▶ **Exercise description**
When you write out the listing below, keep each word exactly as it stands and drop the pictures.

▶ **Input material**

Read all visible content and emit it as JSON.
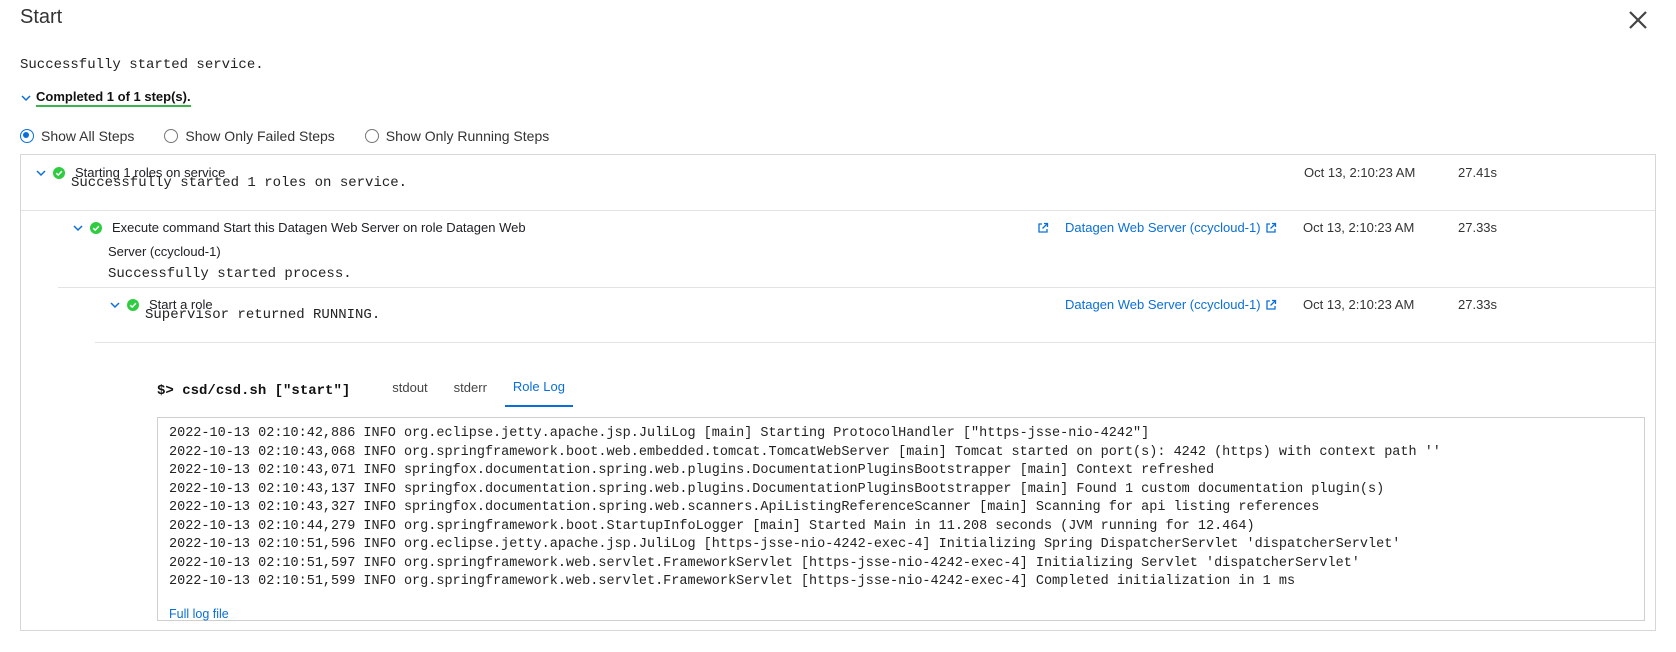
{
  "dialog": {
    "title": "Start",
    "close_icon": "close-icon"
  },
  "status_message": "Successfully started service.",
  "steps_summary": "Completed 1 of 1 step(s).",
  "filters": [
    {
      "label": "Show All Steps",
      "selected": true
    },
    {
      "label": "Show Only Failed Steps",
      "selected": false
    },
    {
      "label": "Show Only Running Steps",
      "selected": false
    }
  ],
  "steps": [
    {
      "label": "Starting 1 roles on service",
      "detail": "Successfully started 1 roles on service.",
      "time": "Oct 13, 2:10:23 AM",
      "duration": "27.41s",
      "status_icon": "check-circle-icon"
    },
    {
      "label": "Execute command Start this Datagen Web Server on role Datagen Web Server (ccycloud-1)",
      "label_line1": "Execute command Start this Datagen Web Server on role Datagen Web",
      "label_line2": "Server (ccycloud-1)",
      "detail": "Successfully started process.",
      "link": "Datagen Web Server (ccycloud-1)",
      "time": "Oct 13, 2:10:23 AM",
      "duration": "27.33s",
      "status_icon": "check-circle-icon"
    },
    {
      "label": "Start a role",
      "detail": "Supervisor returned RUNNING.",
      "link": "Datagen Web Server (ccycloud-1)",
      "time": "Oct 13, 2:10:23 AM",
      "duration": "27.33s",
      "status_icon": "check-circle-icon"
    }
  ],
  "command": {
    "prompt": "$>",
    "text": "csd/csd.sh [\"start\"]",
    "tabs": [
      "stdout",
      "stderr",
      "Role Log"
    ],
    "active_tab": "Role Log"
  },
  "log": {
    "lines": [
      "2022-10-13 02:10:42,886 INFO org.eclipse.jetty.apache.jsp.JuliLog [main] Starting ProtocolHandler [\"https-jsse-nio-4242\"]",
      "2022-10-13 02:10:43,068 INFO org.springframework.boot.web.embedded.tomcat.TomcatWebServer [main] Tomcat started on port(s): 4242 (https) with context path ''",
      "2022-10-13 02:10:43,071 INFO springfox.documentation.spring.web.plugins.DocumentationPluginsBootstrapper [main] Context refreshed",
      "2022-10-13 02:10:43,137 INFO springfox.documentation.spring.web.plugins.DocumentationPluginsBootstrapper [main] Found 1 custom documentation plugin(s)",
      "2022-10-13 02:10:43,327 INFO springfox.documentation.spring.web.scanners.ApiListingReferenceScanner [main] Scanning for api listing references",
      "2022-10-13 02:10:44,279 INFO org.springframework.boot.StartupInfoLogger [main] Started Main in 11.208 seconds (JVM running for 12.464)",
      "2022-10-13 02:10:51,596 INFO org.eclipse.jetty.apache.jsp.JuliLog [https-jsse-nio-4242-exec-4] Initializing Spring DispatcherServlet 'dispatcherServlet'",
      "2022-10-13 02:10:51,597 INFO org.springframework.web.servlet.FrameworkServlet [https-jsse-nio-4242-exec-4] Initializing Servlet 'dispatcherServlet'",
      "2022-10-13 02:10:51,599 INFO org.springframework.web.servlet.FrameworkServlet [https-jsse-nio-4242-exec-4] Completed initialization in 1 ms"
    ],
    "full_log_link": "Full log file"
  },
  "colors": {
    "accent": "#0a6fd8",
    "success": "#2ecc40",
    "summary_underline": "#3cb44b"
  }
}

▶ **Expected output**
Read all visible content and emit it as JSON.
{
  "dialog": {
    "title": "Start",
    "close_icon": "close-icon"
  },
  "status_message": "Successfully started service.",
  "steps_summary": "Completed 1 of 1 step(s).",
  "filters": [
    {
      "label": "Show All Steps",
      "selected": true
    },
    {
      "label": "Show Only Failed Steps",
      "selected": false
    },
    {
      "label": "Show Only Running Steps",
      "selected": false
    }
  ],
  "steps": [
    {
      "label": "Starting 1 roles on service",
      "detail": "Successfully started 1 roles on service.",
      "time": "Oct 13, 2:10:23 AM",
      "duration": "27.41s",
      "status_icon": "check-circle-icon"
    },
    {
      "label": "Execute command Start this Datagen Web Server on role Datagen Web Server (ccycloud-1)",
      "label_line1": "Execute command Start this Datagen Web Server on role Datagen Web",
      "label_line2": "Server (ccycloud-1)",
      "detail": "Successfully started process.",
      "link": "Datagen Web Server (ccycloud-1)",
      "time": "Oct 13, 2:10:23 AM",
      "duration": "27.33s",
      "status_icon": "check-circle-icon"
    },
    {
      "label": "Start a role",
      "detail": "Supervisor returned RUNNING.",
      "link": "Datagen Web Server (ccycloud-1)",
      "time": "Oct 13, 2:10:23 AM",
      "duration": "27.33s",
      "status_icon": "check-circle-icon"
    }
  ],
  "command": {
    "prompt": "$>",
    "text": "csd/csd.sh [\"start\"]",
    "tabs": [
      "stdout",
      "stderr",
      "Role Log"
    ],
    "active_tab": "Role Log"
  },
  "log": {
    "lines": [
      "2022-10-13 02:10:42,886 INFO org.eclipse.jetty.apache.jsp.JuliLog [main] Starting ProtocolHandler [\"https-jsse-nio-4242\"]",
      "2022-10-13 02:10:43,068 INFO org.springframework.boot.web.embedded.tomcat.TomcatWebServer [main] Tomcat started on port(s): 4242 (https) with context path ''",
      "2022-10-13 02:10:43,071 INFO springfox.documentation.spring.web.plugins.DocumentationPluginsBootstrapper [main] Context refreshed",
      "2022-10-13 02:10:43,137 INFO springfox.documentation.spring.web.plugins.DocumentationPluginsBootstrapper [main] Found 1 custom documentation plugin(s)",
      "2022-10-13 02:10:43,327 INFO springfox.documentation.spring.web.scanners.ApiListingReferenceScanner [main] Scanning for api listing references",
      "2022-10-13 02:10:44,279 INFO org.springframework.boot.StartupInfoLogger [main] Started Main in 11.208 seconds (JVM running for 12.464)",
      "2022-10-13 02:10:51,596 INFO org.eclipse.jetty.apache.jsp.JuliLog [https-jsse-nio-4242-exec-4] Initializing Spring DispatcherServlet 'dispatcherServlet'",
      "2022-10-13 02:10:51,597 INFO org.springframework.web.servlet.FrameworkServlet [https-jsse-nio-4242-exec-4] Initializing Servlet 'dispatcherServlet'",
      "2022-10-13 02:10:51,599 INFO org.springframework.web.servlet.FrameworkServlet [https-jsse-nio-4242-exec-4] Completed initialization in 1 ms"
    ],
    "full_log_link": "Full log file"
  },
  "colors": {
    "accent": "#0a6fd8",
    "success": "#2ecc40",
    "summary_underline": "#3cb44b"
  }
}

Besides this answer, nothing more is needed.